“The LORD is my strength and my song; he has become my salvation. He is my God, and I will praise him, my father’s God, and I will exalt him.” Exodus 15:2
The line above is part of the song that Moses and the Israelites sang after God parted the Red Sea and miraculously saved them from Pharaoh’s armies, one of the most joyous moments in their history.
Rabbinic thinkers meditated on the words “I will exalt him,” and asked the question, “How can mere mortals hope to exalt God, the Creator of the entire universe?” Their answer was that they could exalt him by doing his will in the absolute best and beautiful way possible. They called this hiddur mitzvah, meaning to exalt (or beautify) God’s commands.
Christians may be surprised that the word mitzvah, meaning commandment, is positive rather than negative in Jewish culture. We think of commandments as burdensome regulations, but the usual Jewish usage of mitzvah is that it is an opportunity to do something good that God told you to do. Jewish people say things like, “I had a chance to do a mitzvah today when the elderly woman asked for my help.” Or, “It’s a mitzvah to celebrate Passover with a lovely dinner with family and friends.” The word is always used in a positive way, suggesting that doing what God has asked is a joy and a spiritual opportunity, not a burden.1

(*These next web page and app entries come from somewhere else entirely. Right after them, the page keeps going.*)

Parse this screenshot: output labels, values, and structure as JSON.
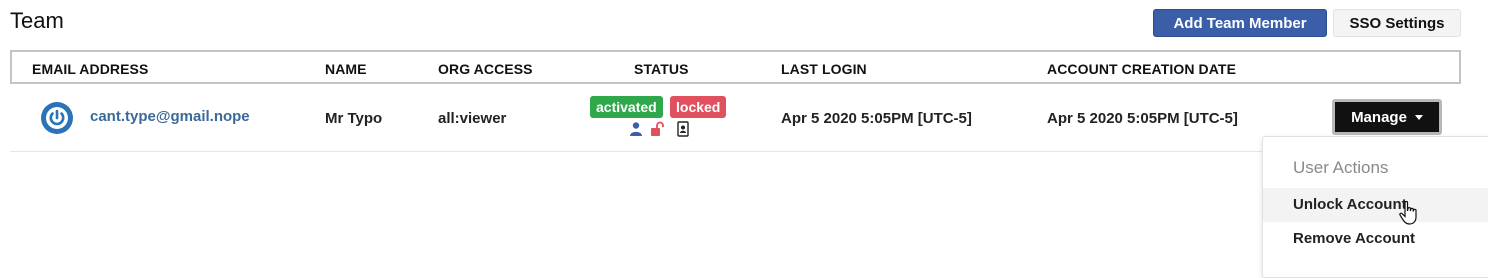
{
  "page": {
    "title": "Team"
  },
  "header_buttons": {
    "add_member": "Add Team Member",
    "sso_settings": "SSO Settings"
  },
  "table": {
    "columns": [
      "EMAIL ADDRESS",
      "NAME",
      "ORG ACCESS",
      "STATUS",
      "LAST LOGIN",
      "ACCOUNT CREATION DATE"
    ],
    "rows": [
      {
        "email": "cant.type@gmail.nope",
        "name": "Mr Typo",
        "org_access": "all:viewer",
        "status_badges": [
          "activated",
          "locked"
        ],
        "status_icons": [
          "user-icon",
          "unlocked-padlock-icon",
          "id-badge-icon"
        ],
        "last_login": "Apr 5 2020 5:05PM [UTC-5]",
        "created": "Apr 5 2020 5:05PM [UTC-5]",
        "manage_label": "Manage"
      }
    ]
  },
  "dropdown": {
    "header": "User Actions",
    "items": [
      "Unlock Account",
      "Remove Account"
    ]
  },
  "colors": {
    "primary_button": "#3b5ea8",
    "badge_activated": "#2ea84a",
    "badge_locked": "#e0505f",
    "email_link": "#3a6a9a",
    "avatar": "#2a73b8"
  }
}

The idea of hiddur mitzvah (beautifying the command) says that if God tells us to do something, we shouldn’t just do the minimum, but to perform it in the best way possible, sparing no expense or trouble. Since God told Israel to build booths for the Feast of Sukkot, when a Jewish family decorates their sukkah (booth) skillfully and elaborately, they “beautify the command.”
When one poor Jewish man was asked why he spent $50 for a citron, a lemon-like fruit required for Sukkot, he replied, “Why would we worship God with anything less than the very best?” Spending sacrificially on doing God’s will is a way of showing great love for God.2
In Jesus’ parable about the Good Samaritan, it sounds like the Samaritan went far beyond the minimum to care for the wounded man by the road, a kind of hiddur mitzvah. The Samaritan man obeyed God’s command to love his neighbor by personally caring for the injured traveler, carrying him to the inn on his own donkey, and investing a large sum of his own money to care for him. Because he was a Samaritan he was even risking his own life, because as an enemy of the Jews, he could have been accused of being the attacker. (Luke 10:33-35)
If we are grateful that Christ has died for our sins to bring us into relationship with God, we should serve him as well as we possibly can too. As Paul said,
Whatever you do, work at it with all your heart, as working for the Lord, not for men, since you know that you will receive an inheritance from the Lord as a reward. It is the Lord Christ you are serving. Colossians 3:23-24
See more at these links: Hiddur Mitzvah: The Case for Beautiful Ritual Objects and Hiddur Mitzvah: What a Beautiful Mitzvah.